Was God surprised that I took the card as a sign to pray for Margaret? How could he be? Did Margaret need prayer? Yes, I think so. And knowing how I think, the God who controls the wind sent the card my way. Only the unimaginative would call that coincidence.



Cloud of Witnesses

Therefore, since we are surrounded by such a great cloud of witnesses, let us throw off everything that hinders and the sin that so easily entangles, and let us run with perseverance the race marked out for us. Hebrews 12:1 Those who make up this biblical cloud of witnesses—Abraham, Joseph, Moses, Rahab—are impressive figures, butContinue Reading

Howls of Derisive Laughter

I recently saw a video of a speech Christian musician Rich Mullins gave in 1986 to a Christian youth organization in which he said he’d given up watching Monty Python movies. “This was a hard one for me,” he explained. “Because I love Monty Python movies, and I had to stop watching them, because IContinue Reading

A Little Thing

A Little Thing

Last week I was up and out of the house early to drop a couple pieces of mail in the mailbox a few blocks from my house.
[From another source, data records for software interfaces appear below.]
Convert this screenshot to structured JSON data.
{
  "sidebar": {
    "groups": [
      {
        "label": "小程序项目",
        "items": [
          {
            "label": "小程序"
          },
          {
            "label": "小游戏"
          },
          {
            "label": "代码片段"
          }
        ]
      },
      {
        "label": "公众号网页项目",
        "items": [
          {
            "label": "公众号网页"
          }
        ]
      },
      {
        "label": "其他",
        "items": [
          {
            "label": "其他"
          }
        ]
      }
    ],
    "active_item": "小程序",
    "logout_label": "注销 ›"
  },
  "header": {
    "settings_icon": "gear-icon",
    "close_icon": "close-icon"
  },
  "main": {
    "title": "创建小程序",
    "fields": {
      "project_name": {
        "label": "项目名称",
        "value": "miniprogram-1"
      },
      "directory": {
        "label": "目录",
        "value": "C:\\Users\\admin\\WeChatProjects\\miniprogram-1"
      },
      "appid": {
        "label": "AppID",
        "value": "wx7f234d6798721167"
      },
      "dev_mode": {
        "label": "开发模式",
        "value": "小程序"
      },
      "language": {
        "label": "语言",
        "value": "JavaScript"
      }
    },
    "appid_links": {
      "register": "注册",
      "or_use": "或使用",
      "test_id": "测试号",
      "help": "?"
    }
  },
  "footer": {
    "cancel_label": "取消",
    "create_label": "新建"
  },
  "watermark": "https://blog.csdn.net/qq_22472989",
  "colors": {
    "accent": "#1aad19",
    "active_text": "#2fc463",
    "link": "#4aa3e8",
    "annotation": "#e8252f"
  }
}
I was looking ahead to all I had to do that day—not much of it pleasant—and as a result I was already in a gloomy mood. I wasContinue Reading

Happiness and the New Pagan Chaplain

“If being a pagan makes me a better person and makes me happy, that’s all that matters.” —Mary Hudson, the first pagan chaplain at Syracuse University  “I didn’t go to religion to make me happy. I always knew a bottle of Port would do that.” —C.S. Lewis In doing research for my novels, I sometimesContinue Reading

I Don’t Belong: The Anne Rice Syndrome

I Don’t Belong: The Anne Rice Syndrome

There’s a joke that goes something like this: One Christian tells another Christian that he loves his church because the people there accept him, warts and all. “They love me for who I am, they accept me, and they don’t judge me.” The other Christian replies, “That’s not a church, that’s a bar.” When IContinue Reading